By Matt HankinsonIn industrial-scale sawmills, dozens of machines debark, cut and sand lumber at intense speeds. As the demand for engineered wood grows, these Composite Panel mills face increasing pressure to maximize space and cut costs while maintaining a safe workplace. To meet these needs, engineers at Arauco, a leading producer of engineered wood products, have implemented some new solutions.
“Our goal is to provide the best possible product while meeting the unending demand for engineered composite wood products such as fiberboard and particleboard,” Rusty Wrenn, regional process engineer, explains. “We are always looking for new ways to make our systems more efficient and safer.”
One of Arauco’s more recent advances is the change they made to their Forming Lines feeding the press machines. These machines use 32 worm screws to ensure proper placement of Deckel walls, precise placement of which is required to ensure product quality and production speeds needed to meet industry demand.
In the past, these worm screws would have to be positioned prior to every run, but the encoder at the front of the forming line did not provide accurate position.
“In our industry, positioning is a big deal,” Wrenn said. “In addition, the possibility of a Deckel wall not in position could, and has, caused build up that in turn has cut the forming line belt. The forming line belt is approximately 250 feet long and the very expensive to replace. That is why, a few years ago, we started looking at solutions that would help us know the exact position of each Deckel wall in these machines.”
To address the situation, Wrenn and his colleagues looked for better solutions with sensors attached to the worm screws. Historically, the encoder used to measure the position of the Deckel walls was only at the front of the forming line. Using only one encoder and cable system to send a signal back to the control room increased the likelihood of damage, failure, and wear on the forming belt.

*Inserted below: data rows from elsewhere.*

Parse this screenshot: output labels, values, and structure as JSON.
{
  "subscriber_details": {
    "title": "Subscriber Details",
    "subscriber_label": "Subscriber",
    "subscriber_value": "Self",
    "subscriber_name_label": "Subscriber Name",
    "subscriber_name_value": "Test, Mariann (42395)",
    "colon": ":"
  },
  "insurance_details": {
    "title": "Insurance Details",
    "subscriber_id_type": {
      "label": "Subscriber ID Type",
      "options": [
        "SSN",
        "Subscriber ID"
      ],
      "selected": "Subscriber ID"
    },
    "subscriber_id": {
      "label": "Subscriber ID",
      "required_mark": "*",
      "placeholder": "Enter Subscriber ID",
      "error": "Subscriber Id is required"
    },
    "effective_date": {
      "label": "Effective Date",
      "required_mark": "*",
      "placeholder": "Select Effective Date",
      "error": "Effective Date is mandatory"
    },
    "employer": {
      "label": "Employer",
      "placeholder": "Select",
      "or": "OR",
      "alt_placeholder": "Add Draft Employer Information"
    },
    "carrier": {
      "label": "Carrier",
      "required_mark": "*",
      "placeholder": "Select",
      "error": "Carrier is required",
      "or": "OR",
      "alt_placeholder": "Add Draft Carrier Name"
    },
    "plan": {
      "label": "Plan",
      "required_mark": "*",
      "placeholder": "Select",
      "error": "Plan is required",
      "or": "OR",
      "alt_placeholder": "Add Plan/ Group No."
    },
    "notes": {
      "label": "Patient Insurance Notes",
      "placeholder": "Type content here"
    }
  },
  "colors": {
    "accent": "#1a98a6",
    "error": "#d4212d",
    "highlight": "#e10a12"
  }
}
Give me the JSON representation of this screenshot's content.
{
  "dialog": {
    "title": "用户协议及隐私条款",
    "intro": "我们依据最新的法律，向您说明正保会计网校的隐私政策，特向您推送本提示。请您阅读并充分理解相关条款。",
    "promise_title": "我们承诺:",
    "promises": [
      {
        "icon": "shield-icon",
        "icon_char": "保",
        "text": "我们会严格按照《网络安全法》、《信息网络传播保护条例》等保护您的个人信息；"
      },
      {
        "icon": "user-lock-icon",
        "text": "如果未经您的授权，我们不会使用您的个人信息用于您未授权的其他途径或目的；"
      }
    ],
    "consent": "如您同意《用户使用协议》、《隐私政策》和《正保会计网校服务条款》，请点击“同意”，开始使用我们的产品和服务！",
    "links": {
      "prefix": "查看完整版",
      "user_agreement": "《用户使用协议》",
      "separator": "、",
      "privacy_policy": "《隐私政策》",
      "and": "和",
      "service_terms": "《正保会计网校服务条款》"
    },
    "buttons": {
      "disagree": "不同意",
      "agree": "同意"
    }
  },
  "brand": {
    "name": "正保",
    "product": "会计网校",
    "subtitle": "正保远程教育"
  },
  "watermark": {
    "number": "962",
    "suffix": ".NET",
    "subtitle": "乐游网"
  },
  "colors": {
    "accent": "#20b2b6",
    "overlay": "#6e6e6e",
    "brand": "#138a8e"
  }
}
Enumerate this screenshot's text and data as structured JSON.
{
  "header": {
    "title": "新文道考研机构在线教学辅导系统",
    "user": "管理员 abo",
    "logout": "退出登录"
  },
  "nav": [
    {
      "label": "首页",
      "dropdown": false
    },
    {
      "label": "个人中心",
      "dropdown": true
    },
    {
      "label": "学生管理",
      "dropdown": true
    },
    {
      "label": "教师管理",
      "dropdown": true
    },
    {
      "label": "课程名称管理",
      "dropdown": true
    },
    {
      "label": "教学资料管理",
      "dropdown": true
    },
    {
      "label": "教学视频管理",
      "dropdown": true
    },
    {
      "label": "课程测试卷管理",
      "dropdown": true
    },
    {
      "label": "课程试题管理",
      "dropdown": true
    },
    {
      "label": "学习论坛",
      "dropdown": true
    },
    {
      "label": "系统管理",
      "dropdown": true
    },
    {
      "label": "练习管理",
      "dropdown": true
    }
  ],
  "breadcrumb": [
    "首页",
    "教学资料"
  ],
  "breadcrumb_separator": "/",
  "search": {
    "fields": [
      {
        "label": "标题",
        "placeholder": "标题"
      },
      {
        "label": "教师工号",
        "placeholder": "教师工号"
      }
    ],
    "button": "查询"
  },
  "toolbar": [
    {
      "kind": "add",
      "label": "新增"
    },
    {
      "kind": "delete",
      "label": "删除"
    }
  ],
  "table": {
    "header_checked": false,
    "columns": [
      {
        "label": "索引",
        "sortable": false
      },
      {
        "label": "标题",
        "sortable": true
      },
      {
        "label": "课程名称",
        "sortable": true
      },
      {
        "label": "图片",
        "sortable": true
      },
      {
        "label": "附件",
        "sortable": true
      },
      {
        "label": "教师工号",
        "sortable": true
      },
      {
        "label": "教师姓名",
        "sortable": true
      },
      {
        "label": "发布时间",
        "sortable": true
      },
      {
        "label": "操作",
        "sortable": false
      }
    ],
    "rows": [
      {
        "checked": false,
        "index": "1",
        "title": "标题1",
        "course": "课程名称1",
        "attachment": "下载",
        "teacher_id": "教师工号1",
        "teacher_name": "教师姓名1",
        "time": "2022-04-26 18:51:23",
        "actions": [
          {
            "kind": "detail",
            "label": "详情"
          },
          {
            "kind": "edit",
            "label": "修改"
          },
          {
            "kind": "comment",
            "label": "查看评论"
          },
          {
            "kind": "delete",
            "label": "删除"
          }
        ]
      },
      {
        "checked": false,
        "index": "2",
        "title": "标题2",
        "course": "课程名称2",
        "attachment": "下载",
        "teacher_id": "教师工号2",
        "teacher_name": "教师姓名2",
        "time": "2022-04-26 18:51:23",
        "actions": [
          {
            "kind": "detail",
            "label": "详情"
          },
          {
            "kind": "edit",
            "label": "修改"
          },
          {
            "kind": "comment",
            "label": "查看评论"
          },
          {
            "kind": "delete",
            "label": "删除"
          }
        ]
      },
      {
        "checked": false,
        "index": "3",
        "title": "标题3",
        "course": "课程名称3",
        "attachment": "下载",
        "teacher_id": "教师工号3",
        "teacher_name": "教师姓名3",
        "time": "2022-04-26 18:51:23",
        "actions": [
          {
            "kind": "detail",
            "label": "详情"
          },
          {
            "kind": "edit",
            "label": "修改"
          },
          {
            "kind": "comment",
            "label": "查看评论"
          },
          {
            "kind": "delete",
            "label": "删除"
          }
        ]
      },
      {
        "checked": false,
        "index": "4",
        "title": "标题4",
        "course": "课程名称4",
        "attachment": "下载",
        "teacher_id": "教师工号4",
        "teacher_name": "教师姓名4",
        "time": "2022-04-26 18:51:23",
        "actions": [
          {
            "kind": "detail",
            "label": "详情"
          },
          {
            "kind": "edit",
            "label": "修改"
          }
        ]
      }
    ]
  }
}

Arauco replaced the traditional encoder system with a Temposonics R-Series Model RD4 sensor from MTS Systems Corp., Sensors Division. In doing so, it eliminated downtime and expense associated with changing this belt prematurely due to damage. Now, RD4 sensor data and electronic control systems from Allen Bradley Controls are used to ensure consistent and easily configurable machine operations. The 32 sensors are connected using an Ethernet/IP network, meaning the Deckel walls are controlled as one unit.
Model RD4 employs MTS Sensors’ proprietary Temposonics magnetostrictive position sensing technology. The sensor consists of a ferromagnetic waveguide, position-determining permanent magnet, which is mobile, a strain pulse converter and supporting electronics. The mobile magnet is rigidly connected to the object of position measurement. It generates a longitudinal magnetic field at its location on the waveguide. A short current pulse is generated by the sensor element and this is passed through the waveguide. As this pulse travels along, it carries a radial magnetic field with it. When the pulse comes into close proximity with the mobile magnet, the two magnetic fields interact with one another. Magnetostriction causes the waveguide to be distorted elastically and this results in the generation of an ultrasonic torsion wave that travels back down the waveguide. When the wave reaches the end of the waveguide it is converted into an electrical signal. As the ultrasonic wave maintains a constant speed traveling along the waveguide, the exact position of the mobile magnet that created it can be determined (given the correlation between the magnet position and the time between when the current pulse was generated and the arrival of the ultrasonic torsion wave in response). Since the output from the sensor corresponds to an absolute position rather than a relative value and the sensor element does not come in contact with any moving parts, there is never any need for recalibration
With the R-Series Model RD4, the sensing element is connected to the electronics via an integral cable. A separate cable connects the sensor electronics with the controller. The electronics housing, along with its mounting block, can be configured with either a side or a bottom cable connection. The electronics communicate data to the control center via an Ethernet/IP protocol, which was developed by Rockwell Automation and is managed by the ODVA (Open DeviceNet Vendors Association).
Arauco uses these systems in their Bennettsville, SC, facility. Since installing the new sensors, the company has saved considerably due to the elimination of downtime associated with replacing the forming line belt, fewer failures due to a cut belt, and easier installation when upgrading.
Composite Panels have often been at the forefront of technological advancements, prompting the introduction of thousands of new methods and machines dedicated to the processing and shaping of wood products. Arauco, with the help of engineering-focused partners, is keeping that tradition alive through the implementation of safer, more productive machines and systems.